By: Bill Bosher
With the Virginia General Assembly at "crossover"…when the House and Senate exchange bills…educational questions focus primarily around the accountability system…SOL's…and money.
The CEPI/Wilder School/VCU statewide education poll has for eleven years asked Virginians if they thought that schools had enough resources. Each year more than two thirds said "no".
When asked about government priorities, they place K12 at the top and prisons at the bottom…mental health and aid to low income families also fall above 60%.
The tough question for those who said that they would pay higher taxes is "which tax would you pay"? Each year the plurality is the same…sales tax. While a sales tax has regressive characteristics…it has the greatest impact upon those who can least afford it…the benefit seems to help those who need it the most. Eliminating it from food and drugs can mitigate the regressive impact of a sales tax.
The next choice for funding schools is income tax. The irony is that both of these are controlled by the state. Real and personal property, both local taxing structures, come near the bottom of the list.
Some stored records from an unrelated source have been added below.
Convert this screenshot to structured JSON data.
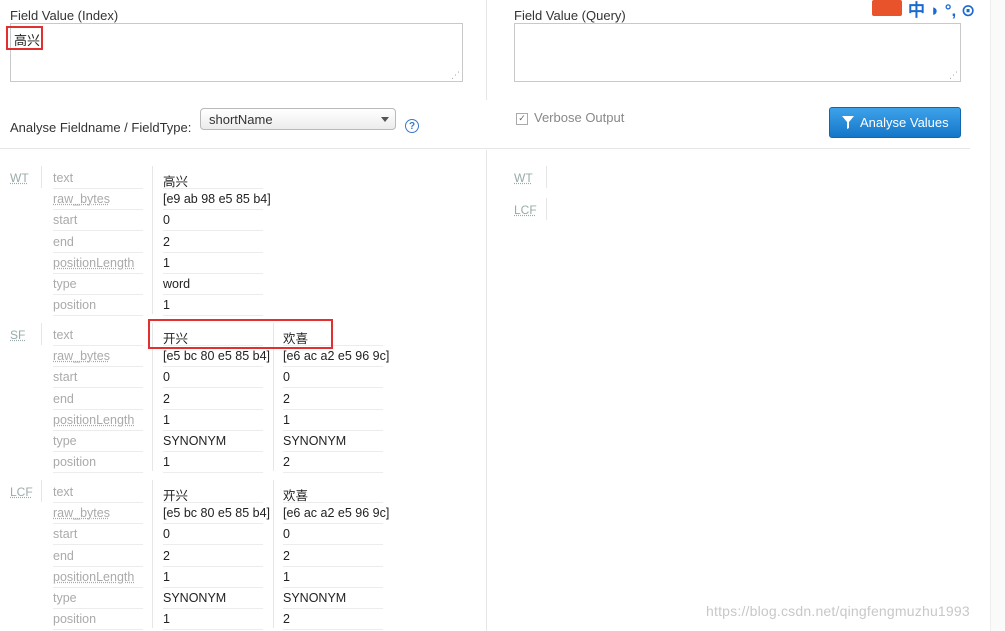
{
  "index_field": {
    "label": "Field Value (Index)",
    "value": "高兴"
  },
  "query_field": {
    "label": "Field Value (Query)",
    "value": ""
  },
  "fieldtype": {
    "label": "Analyse Fieldname / FieldType:",
    "selected": "shortName"
  },
  "help_icon": "?",
  "verbose": {
    "label": "Verbose Output"
  },
  "analyse_button": {
    "label": "Analyse Values"
  },
  "index_analysis": {
    "WT": {
      "abbr": "WT",
      "rows": [
        {
          "attr": "text",
          "vals": [
            "高兴"
          ]
        },
        {
          "attr": "raw_bytes",
          "vals": [
            "[e9 ab 98 e5 85 b4]"
          ]
        },
        {
          "attr": "start",
          "vals": [
            "0"
          ]
        },
        {
          "attr": "end",
          "vals": [
            "2"
          ]
        },
        {
          "attr": "positionLength",
          "vals": [
            "1"
          ]
        },
        {
          "attr": "type",
          "vals": [
            "word"
          ]
        },
        {
          "attr": "position",
          "vals": [
            "1"
          ]
        }
      ]
    },
    "SF": {
      "abbr": "SF",
      "rows": [
        {
          "attr": "text",
          "vals": [
            "开兴",
            "欢喜"
          ]
        },
        {
          "attr": "raw_bytes",
          "vals": [
            "[e5 bc 80 e5 85 b4]",
            "[e6 ac a2 e5 96 9c]"
          ]
        },
        {
          "attr": "start",
          "vals": [
            "0",
            "0"
          ]
        },
        {
          "attr": "end",
          "vals": [
            "2",
            "2"
          ]
        },
        {
          "attr": "positionLength",
          "vals": [
            "1",
            "1"
          ]
        },
        {
          "attr": "type",
          "vals": [
            "SYNONYM",
            "SYNONYM"
          ]
        },
        {
          "attr": "position",
          "vals": [
            "1",
            "2"
          ]
        }
      ]
    },
    "LCF": {
      "abbr": "LCF",
      "rows": [
        {
          "attr": "text",
          "vals": [
            "开兴",
            "欢喜"
          ]
        },
        {
          "attr": "raw_bytes",
          "vals": [
            "[e5 bc 80 e5 85 b4]",
            "[e6 ac a2 e5 96 9c]"
          ]
        },
        {
          "attr": "start",
          "vals": [
            "0",
            "0"
          ]
        },
        {
          "attr": "end",
          "vals": [
            "2",
            "2"
          ]
        },
        {
          "attr": "positionLength",
          "vals": [
            "1",
            "1"
          ]
        },
        {
          "attr": "type",
          "vals": [
            "SYNONYM",
            "SYNONYM"
          ]
        },
        {
          "attr": "position",
          "vals": [
            "1",
            "2"
          ]
        }
      ]
    }
  },
  "query_analysis": {
    "WT": "WT",
    "LCF": "LCF"
  },
  "topright_glyphs": "中 ◗ °, ⊙",
  "watermark": "https://blog.csdn.net/qingfengmuzhu1993"
}
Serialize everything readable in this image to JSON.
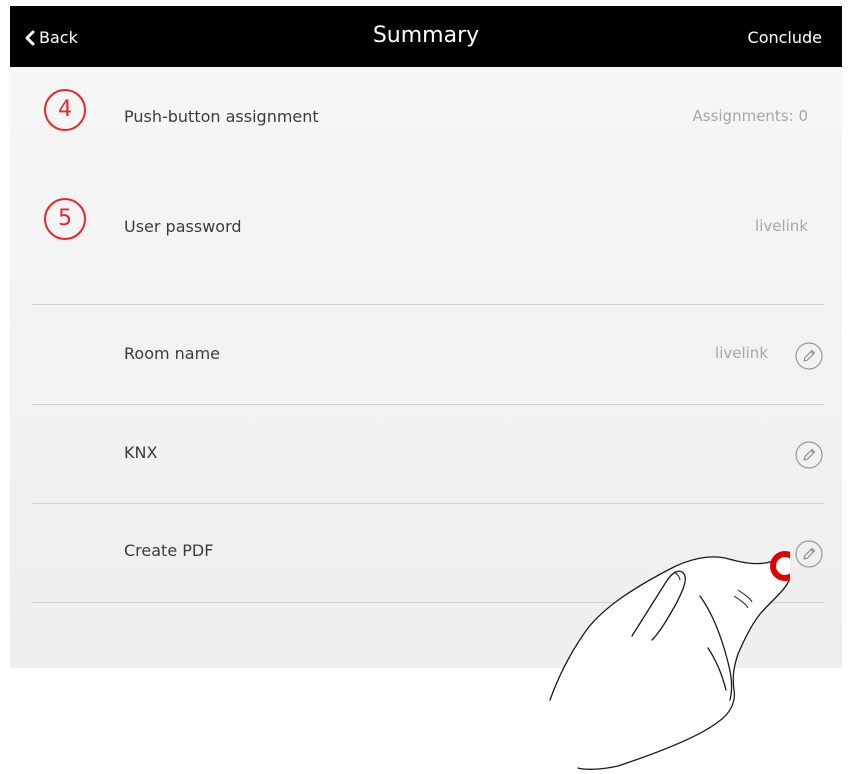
{
  "header": {
    "back_label": "Back",
    "title": "Summary",
    "conclude_label": "Conclude"
  },
  "steps": [
    {
      "number": "4",
      "label": "Push-button assignment",
      "value": "Assignments: 0"
    },
    {
      "number": "5",
      "label": "User password",
      "value": "livelink"
    }
  ],
  "rows": [
    {
      "label": "Room name",
      "value": "livelink"
    },
    {
      "label": "KNX",
      "value": ""
    },
    {
      "label": "Create PDF",
      "value": ""
    }
  ],
  "colors": {
    "accent": "#e8262b",
    "topbar": "#000000",
    "value_text": "#a6a6a6"
  },
  "icons": {
    "back": "chevron-left-icon",
    "edit": "pencil-icon"
  }
}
With 70% of the homes without school-age children, the annual CEPI Poll confirms Virginians are proud of both their public and private options. They like neighborhood schools; they just don't like neighborhood taxes!